Retype all of the entries exactly as they appear.

(Page and application data records)
-- Opening Marker --

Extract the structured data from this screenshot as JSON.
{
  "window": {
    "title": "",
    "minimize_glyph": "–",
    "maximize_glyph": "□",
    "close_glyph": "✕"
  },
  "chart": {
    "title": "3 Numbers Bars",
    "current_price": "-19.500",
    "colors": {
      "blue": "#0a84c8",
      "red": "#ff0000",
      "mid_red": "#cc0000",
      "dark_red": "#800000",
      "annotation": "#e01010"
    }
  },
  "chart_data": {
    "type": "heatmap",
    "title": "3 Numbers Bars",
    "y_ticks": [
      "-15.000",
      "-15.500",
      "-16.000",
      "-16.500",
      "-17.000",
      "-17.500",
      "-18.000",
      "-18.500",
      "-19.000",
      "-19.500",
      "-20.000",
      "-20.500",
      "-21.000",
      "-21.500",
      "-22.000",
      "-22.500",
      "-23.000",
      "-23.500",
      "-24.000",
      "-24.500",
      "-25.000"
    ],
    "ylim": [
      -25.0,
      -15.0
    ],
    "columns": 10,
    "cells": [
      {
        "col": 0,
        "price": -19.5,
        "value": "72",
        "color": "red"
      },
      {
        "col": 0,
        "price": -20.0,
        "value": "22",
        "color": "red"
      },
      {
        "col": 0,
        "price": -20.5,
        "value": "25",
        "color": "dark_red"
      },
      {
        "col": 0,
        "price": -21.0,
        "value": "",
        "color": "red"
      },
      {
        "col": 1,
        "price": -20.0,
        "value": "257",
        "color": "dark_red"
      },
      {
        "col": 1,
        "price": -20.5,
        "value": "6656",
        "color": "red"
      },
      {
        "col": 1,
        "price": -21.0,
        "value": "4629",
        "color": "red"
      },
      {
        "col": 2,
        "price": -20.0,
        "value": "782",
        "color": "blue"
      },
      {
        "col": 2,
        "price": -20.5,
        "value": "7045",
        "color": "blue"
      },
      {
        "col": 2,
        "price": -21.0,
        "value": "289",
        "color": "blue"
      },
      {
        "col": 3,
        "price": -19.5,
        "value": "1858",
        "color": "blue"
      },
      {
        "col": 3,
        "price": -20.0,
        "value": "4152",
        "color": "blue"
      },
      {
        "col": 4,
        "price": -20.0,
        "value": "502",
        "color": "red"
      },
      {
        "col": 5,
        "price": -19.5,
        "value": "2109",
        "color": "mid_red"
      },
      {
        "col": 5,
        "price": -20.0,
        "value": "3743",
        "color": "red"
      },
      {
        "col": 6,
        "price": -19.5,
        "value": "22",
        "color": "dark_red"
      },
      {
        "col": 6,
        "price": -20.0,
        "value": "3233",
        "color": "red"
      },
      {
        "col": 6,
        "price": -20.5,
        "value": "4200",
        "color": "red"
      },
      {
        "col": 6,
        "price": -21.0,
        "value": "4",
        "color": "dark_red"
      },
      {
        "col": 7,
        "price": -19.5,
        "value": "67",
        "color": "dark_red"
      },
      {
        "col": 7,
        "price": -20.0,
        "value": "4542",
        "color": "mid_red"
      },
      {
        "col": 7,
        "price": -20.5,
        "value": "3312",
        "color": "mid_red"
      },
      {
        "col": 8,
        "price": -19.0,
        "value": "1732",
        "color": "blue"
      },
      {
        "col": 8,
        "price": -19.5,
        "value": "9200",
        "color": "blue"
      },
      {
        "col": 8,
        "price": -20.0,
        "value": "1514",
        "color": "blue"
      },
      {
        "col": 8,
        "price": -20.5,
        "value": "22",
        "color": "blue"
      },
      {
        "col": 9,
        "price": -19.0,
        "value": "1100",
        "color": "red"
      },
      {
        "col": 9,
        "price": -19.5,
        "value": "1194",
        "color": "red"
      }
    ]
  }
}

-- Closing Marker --

▶ _Exercise response_
Extract the structured data from this screenshot as JSON.
{
  "window": {
    "title": "",
    "minimize_glyph": "–",
    "maximize_glyph": "□",
    "close_glyph": "✕"
  },
  "chart": {
    "title": "3 Numbers Bars",
    "current_price": "-19.500",
    "colors": {
      "blue": "#0a84c8",
      "red": "#ff0000",
      "mid_red": "#cc0000",
      "dark_red": "#800000",
      "annotation": "#e01010"
    }
  },
  "chart_data": {
    "type": "heatmap",
    "title": "3 Numbers Bars",
    "y_ticks": [
      "-15.000",
      "-15.500",
      "-16.000",
      "-16.500",
      "-17.000",
      "-17.500",
      "-18.000",
      "-18.500",
      "-19.000",
      "-19.500",
      "-20.000",
      "-20.500",
      "-21.000",
      "-21.500",
      "-22.000",
      "-22.500",
      "-23.000",
      "-23.500",
      "-24.000",
      "-24.500",
      "-25.000"
    ],
    "ylim": [
      -25.0,
      -15.0
    ],
    "columns": 10,
    "cells": [
      {
        "col": 0,
        "price": -19.5,
        "value": "72",
        "color": "red"
      },
      {
        "col": 0,
        "price": -20.0,
        "value": "22",
        "color": "red"
      },
      {
        "col": 0,
        "price": -20.5,
        "value": "25",
        "color": "dark_red"
      },
      {
        "col": 0,
        "price": -21.0,
        "value": "",
        "color": "red"
      },
      {
        "col": 1,
        "price": -20.0,
        "value": "257",
        "color": "dark_red"
      },
      {
        "col": 1,
        "price": -20.5,
        "value": "6656",
        "color": "red"
      },
      {
        "col": 1,
        "price": -21.0,
        "value": "4629",
        "color": "red"
      },
      {
        "col": 2,
        "price": -20.0,
        "value": "782",
        "color": "blue"
      },
      {
        "col": 2,
        "price": -20.5,
        "value": "7045",
        "color": "blue"
      },
      {
        "col": 2,
        "price": -21.0,
        "value": "289",
        "color": "blue"
      },
      {
        "col": 3,
        "price": -19.5,
        "value": "1858",
        "color": "blue"
      },
      {
        "col": 3,
        "price": -20.0,
        "value": "4152",
        "color": "blue"
      },
      {
        "col": 4,
        "price": -20.0,
        "value": "502",
        "color": "red"
      },
      {
        "col": 5,
        "price": -19.5,
        "value": "2109",
        "color": "mid_red"
      },
      {
        "col": 5,
        "price": -20.0,
        "value": "3743",
        "color": "red"
      },
      {
        "col": 6,
        "price": -19.5,
        "value": "22",
        "color": "dark_red"
      },
      {
        "col": 6,
        "price": -20.0,
        "value": "3233",
        "color": "red"
      },
      {
        "col": 6,
        "price": -20.5,
        "value": "4200",
        "color": "red"
      },
      {
        "col": 6,
        "price": -21.0,
        "value": "4",
        "color": "dark_red"
      },
      {
        "col": 7,
        "price": -19.5,
        "value": "67",
        "color": "dark_red"
      },
      {
        "col": 7,
        "price": -20.0,
        "value": "4542",
        "color": "mid_red"
      },
      {
        "col": 7,
        "price": -20.5,
        "value": "3312",
        "color": "mid_red"
      },
      {
        "col": 8,
        "price": -19.0,
        "value": "1732",
        "color": "blue"
      },
      {
        "col": 8,
        "price": -19.5,
        "value": "9200",
        "color": "blue"
      },
      {
        "col": 8,
        "price": -20.0,
        "value": "1514",
        "color": "blue"
      },
      {
        "col": 8,
        "price": -20.5,
        "value": "22",
        "color": "blue"
      },
      {
        "col": 9,
        "price": -19.0,
        "value": "1100",
        "color": "red"
      },
      {
        "col": 9,
        "price": -19.5,
        "value": "1194",
        "color": "red"
      }
    ]
  }
}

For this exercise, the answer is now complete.